Some social manipulation by Susie’s mother, who would like to see her 30-something daughter happily well married off – don’t worry, the convoluted trail of the goddaughter of her second cousin once removed confused me too – brings Susie to the attention of eligible bachelor and baronet’s son Archibald Barnabas Cooke Wellingham, who is short of a final female to make up the party for his summer weekend at Fontaburn Hall.
Despite the tenuous link, the firmly middle-class pet portraitist is already in the area having been commissioned to draw National Hunt trainer Aidan McCann’s favourite horses. Although Susie isn’t much interested in the class or status of Norfolk’s elite, she accepts, looking to acquire a few commissions, or at least get some good stories for Dr Toby Cropper, a hopefully more-than-friend she collaborated with during the events that led to her earlier venture into detection in A Brush With Death.
Archie’s other upper-crust guests largely ignore her, but after an evening involving drinking games, Hailey Dune, a flirtatious American, is found dead in her bed.
The general assumption is that she drank so much it killed her – a major embarrassment for Archie, but little more.
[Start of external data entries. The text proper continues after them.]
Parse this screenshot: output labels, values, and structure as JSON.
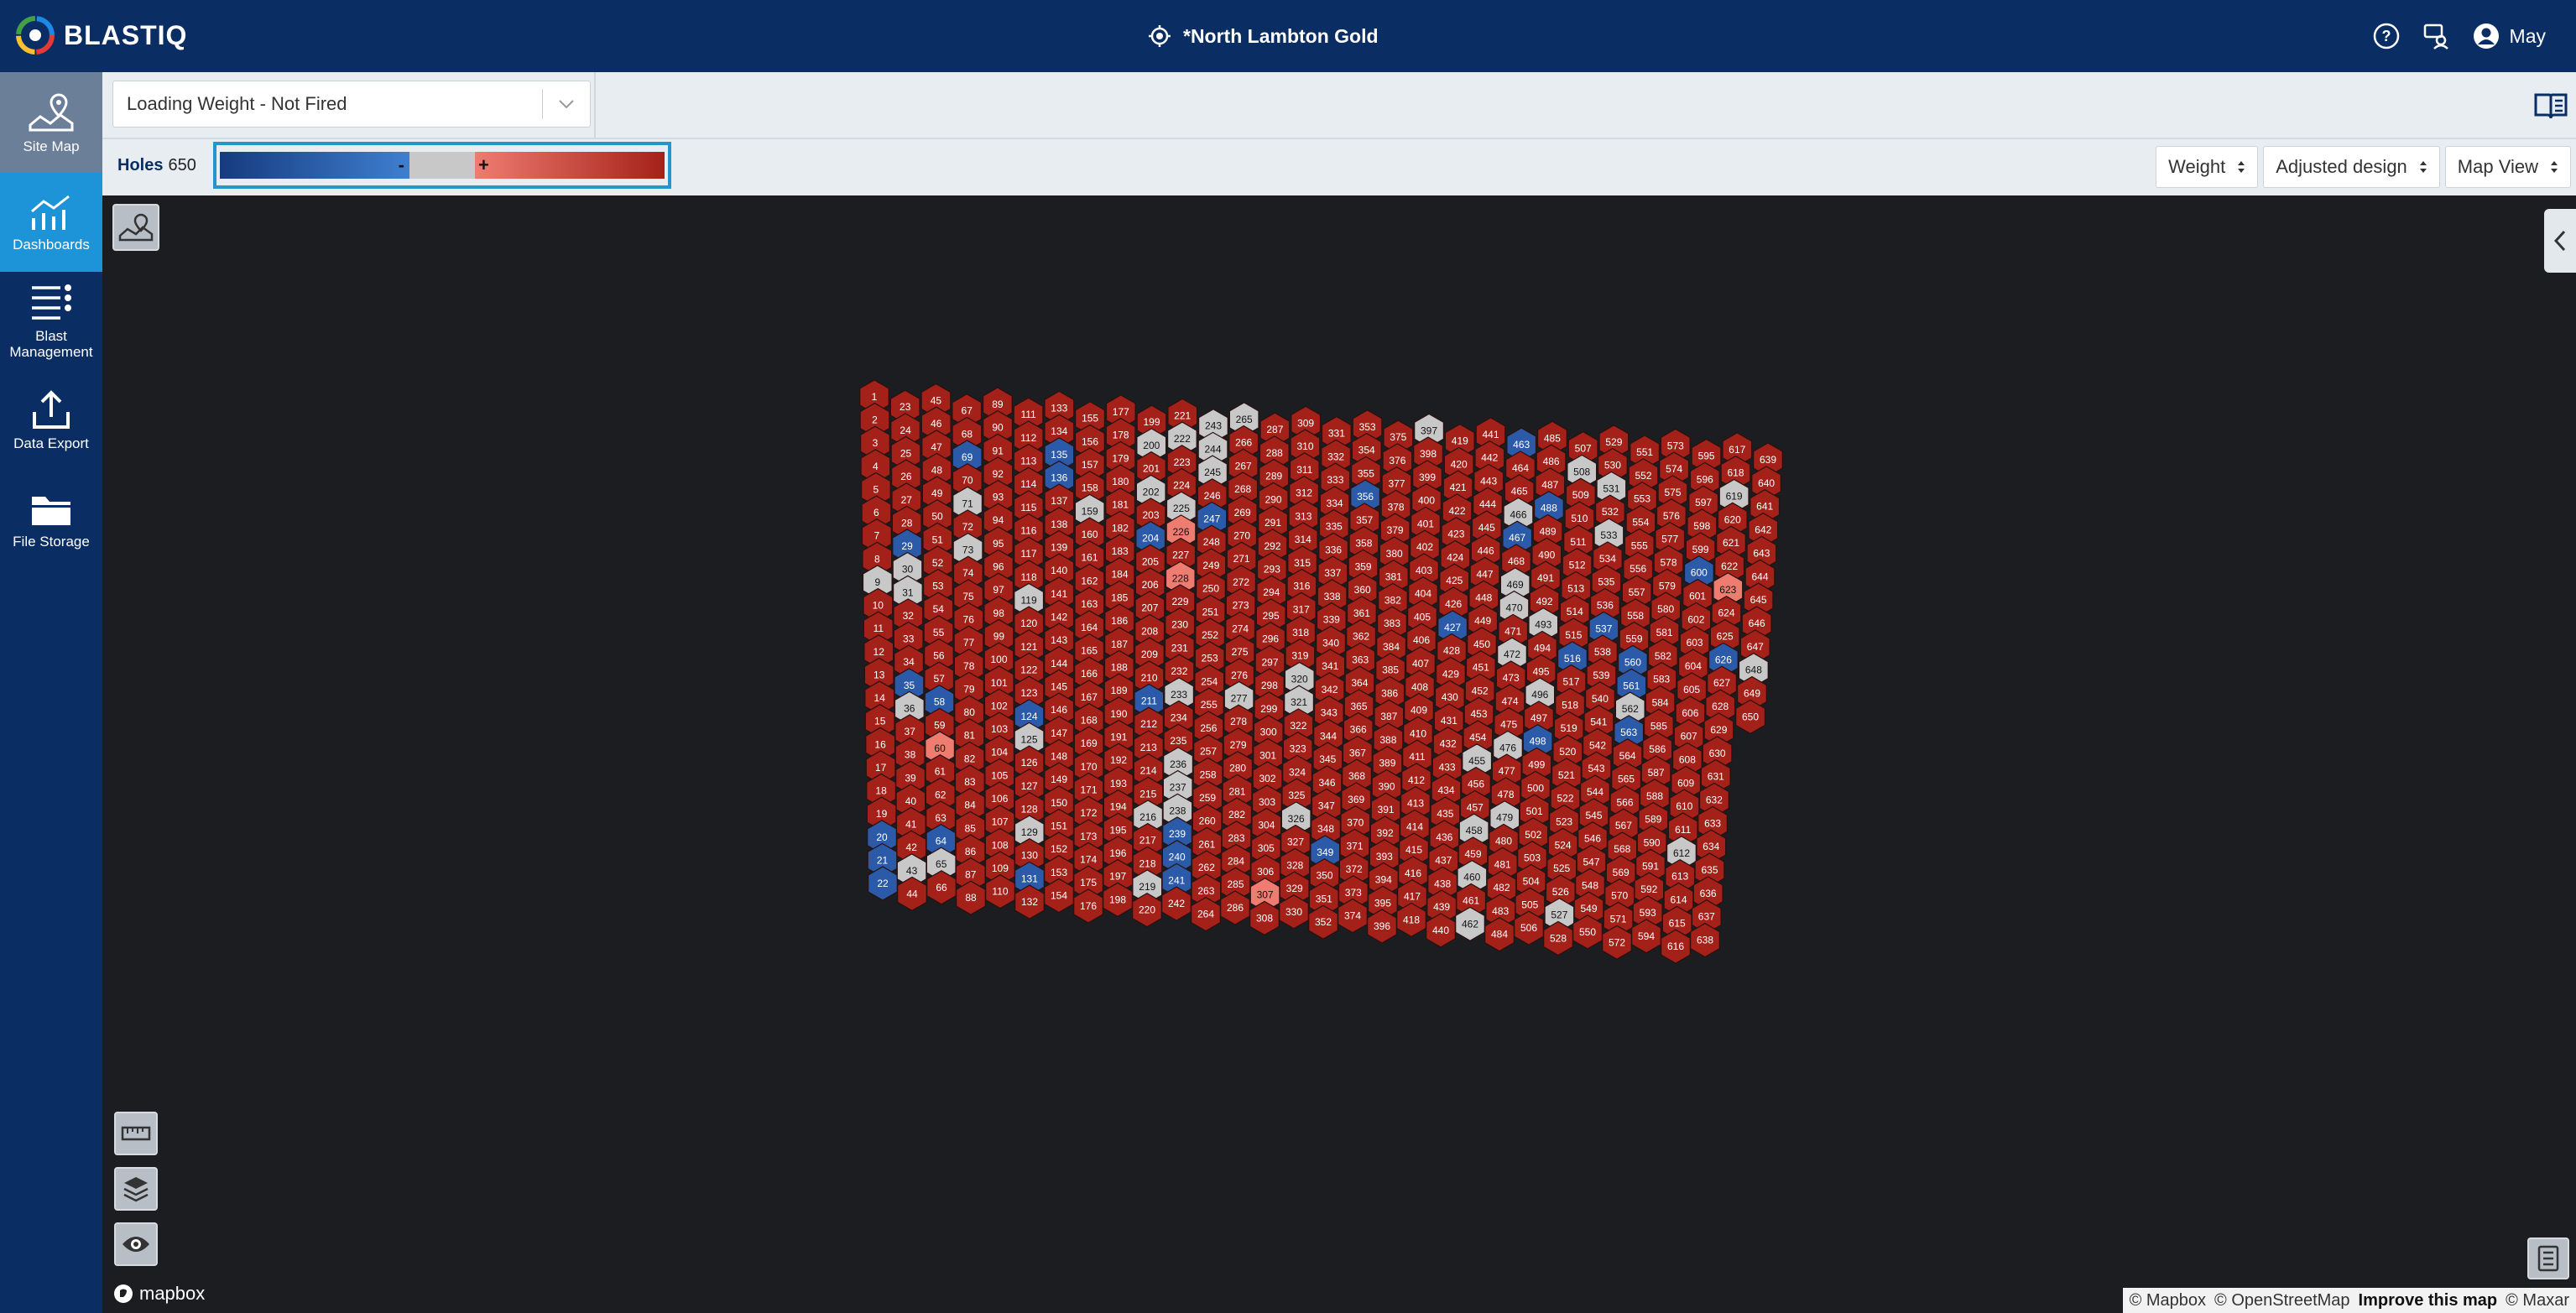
{
  "app": {
    "name": "BLASTIQ"
  },
  "header": {
    "site_name": "*North Lambton Gold",
    "user_name": "May"
  },
  "sidebar": {
    "items": [
      {
        "label": "Site Map",
        "icon": "site-map-icon"
      },
      {
        "label": "Dashboards",
        "icon": "dashboards-icon",
        "active": true
      },
      {
        "label": "Blast Management",
        "icon": "blast-management-icon"
      },
      {
        "label": "Data Export",
        "icon": "data-export-icon"
      },
      {
        "label": "File Storage",
        "icon": "file-storage-icon"
      }
    ]
  },
  "toolbar": {
    "dataset_select": "Loading Weight - Not Fired"
  },
  "legend": {
    "holes_label": "Holes",
    "holes_count": "650",
    "minus": "-",
    "plus": "+",
    "colors": {
      "low": "#163b7e",
      "neutral": "#c8c8c8",
      "high": "#a42119"
    }
  },
  "selects": {
    "metric": "Weight",
    "design": "Adjusted design",
    "view": "Map View"
  },
  "map": {
    "attribution": [
      "© Mapbox",
      "© OpenStreetMap",
      "Improve this map",
      "© Maxar"
    ],
    "brand": "mapbox"
  },
  "holes": {
    "total": 650,
    "grey_labels": [
      9,
      43,
      119,
      125,
      129,
      159,
      200,
      202,
      216,
      219,
      222,
      225,
      233,
      236,
      237,
      238,
      243,
      244,
      245,
      265,
      277,
      320,
      321,
      326,
      397,
      455,
      458,
      460,
      462,
      466,
      469,
      470,
      472,
      476,
      479,
      493,
      496,
      508,
      527,
      531,
      533,
      562,
      612,
      619,
      648,
      36,
      71,
      73,
      31,
      30,
      65
    ],
    "blue_labels": [
      21,
      22,
      35,
      58,
      124,
      131,
      135,
      136,
      204,
      211,
      239,
      240,
      241,
      247,
      349,
      356,
      427,
      463,
      467,
      488,
      498,
      516,
      537,
      560,
      561,
      563,
      600,
      626,
      64,
      69,
      20,
      29
    ],
    "light_red_labels": [
      60,
      226,
      228,
      307,
      623
    ]
  }
}
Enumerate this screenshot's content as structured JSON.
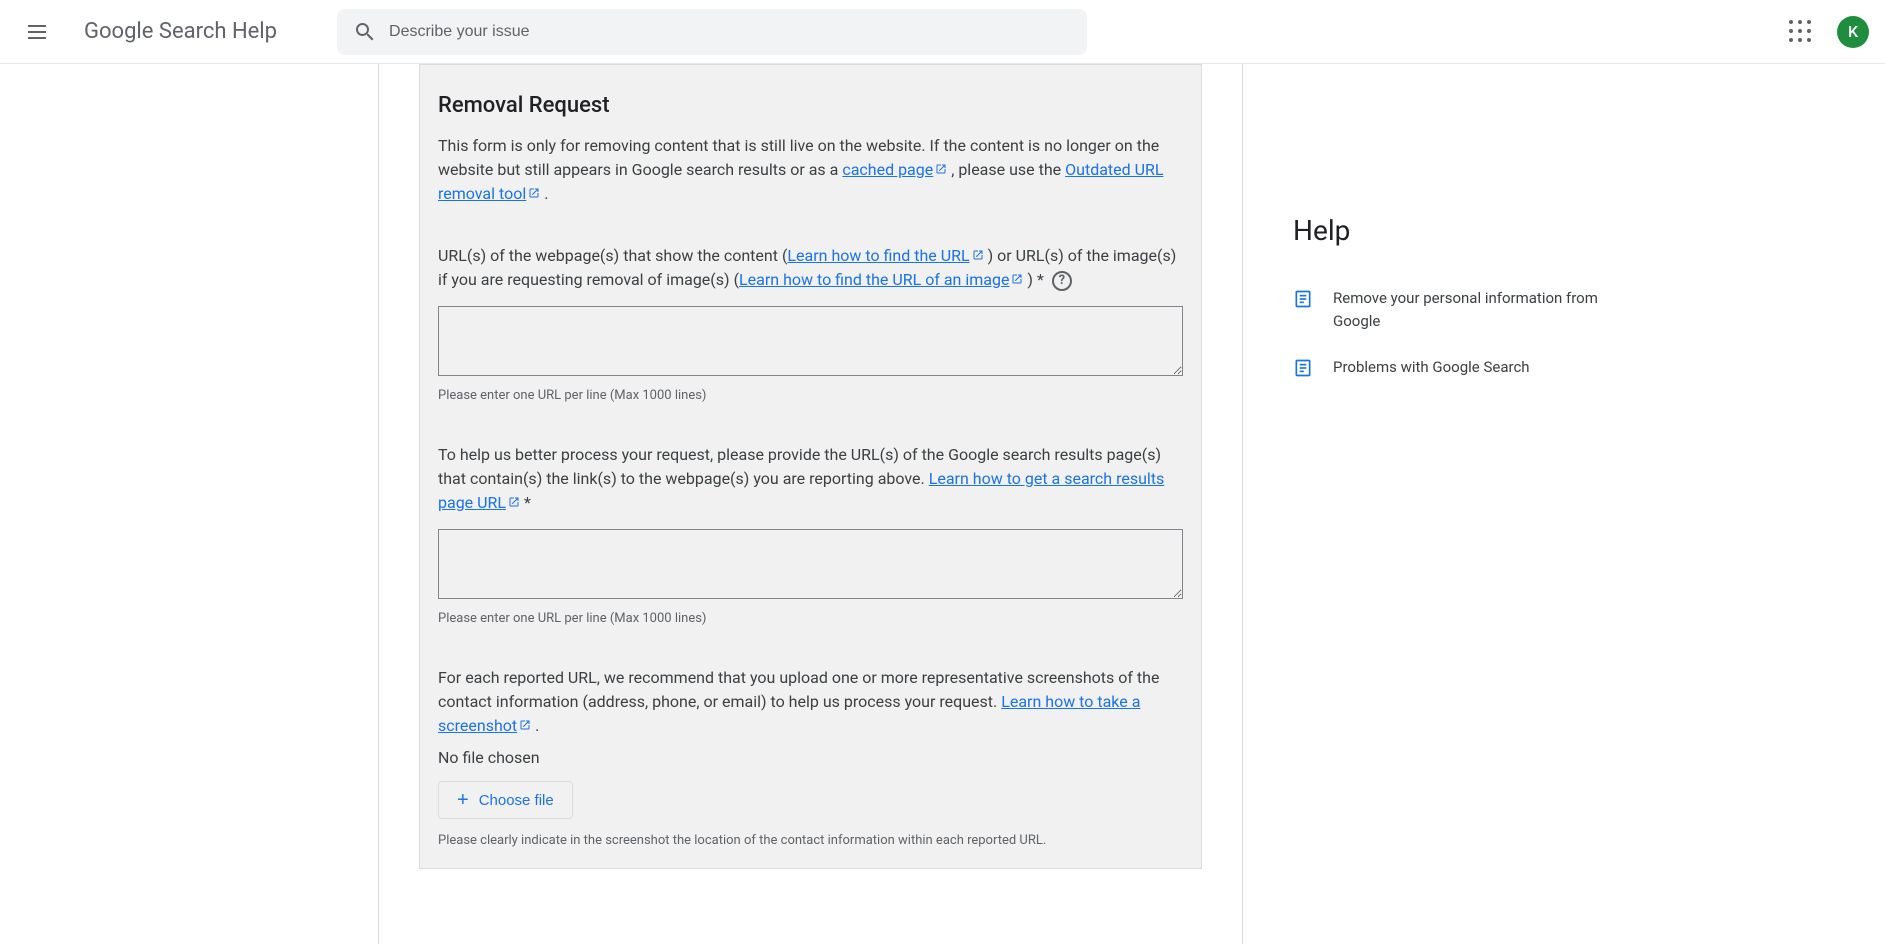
{
  "header": {
    "title": "Google Search Help",
    "search_placeholder": "Describe your issue",
    "avatar_letter": "K"
  },
  "form": {
    "title": "Removal Request",
    "intro_1": "This form is only for removing content that is still live on the website. If the content is no longer on the website but still appears in Google search results or as a ",
    "link_cached": "cached page",
    "intro_2": " , please use the ",
    "link_outdated": "Outdated URL removal tool",
    "intro_3": " .",
    "field1_pre": "URL(s) of the webpage(s) that show the content (",
    "field1_link1": "Learn how to find the URL",
    "field1_mid": " ) or URL(s) of the image(s) if you are requesting removal of image(s) (",
    "field1_link2": "Learn how to find the URL of an image",
    "field1_post": " ) *",
    "hint1": "Please enter one URL per line (Max 1000 lines)",
    "field2_pre": "To help us better process your request, please provide the URL(s) of the Google search results page(s) that contain(s) the link(s) to the webpage(s) you are reporting above.  ",
    "field2_link": "Learn how to get a search results page URL",
    "field2_post": "   *",
    "hint2": "Please enter one URL per line (Max 1000 lines)",
    "field3_pre": "For each reported URL, we recommend that you upload one or more representative screenshots of the contact information (address, phone, or email) to help us process your request. ",
    "field3_link": "Learn how to take a screenshot",
    "field3_post": " .",
    "no_file": "No file chosen",
    "choose_file": "Choose file",
    "upload_note": "Please clearly indicate in the screenshot the location of the contact information within each reported URL."
  },
  "sidebar": {
    "title": "Help",
    "items": [
      {
        "text": "Remove your personal information from Google"
      },
      {
        "text": "Problems with Google Search"
      }
    ]
  }
}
An initial post-mortem seems to confirm that drink had aggravated an existing medical condition and the police are happy to accept that and close the inquiry.
Susie’s inquisitive nature and her tenacity in pursuit of the truth, leave her dissatisfied with their conclusion – and an extended visit from Toby raises her hopes the two can again co-operate in a private investigation. But Toby’s stay does not produce the romance-sparking atmosphere she had hoped for, especially since he seems to be getting on so well with flirtatious stablemaid Lucy, Susie’s temporary landlady!
Her artist’s eye for detail makes Susie ideally suited for the task she has taken on, but is she getting carried away by her previous success to the extent of not only endangering her reputation but also her burgeoning relationship with Toby?
Susie is everything a cosy detective should be – absorbing, witty, warm, charming, funny and endlessly inquisitive. Carter has created a character Agatha Christie would be proud of – a sort of 21st century Jane Marple, although it is hard to imagine what that most correct and starchy lady would have thought about Susie’s passion for racy French silk underwear!
There are a couple of minor blips. The idea that a point-to-point mare, however good, who has not yet run under National Hunt rules, could top the legendary Golden Miller’s five successive Cheltenham Gold Cup wins from 1932-36 is beyond belief. And the final paragraphs, in which Carter seems confused about the powers of magistrates and crown courts, just don’t make sense.
Her publishers have signed Carter for a series of three books. The first was good, this clever piece of social commentary, well-plotted, absorbing, charming and funny, is even better. I can’t wait for the third in the trilogy – and hope it will not be the last.
Reviewed 09 November 2019 by John Cleal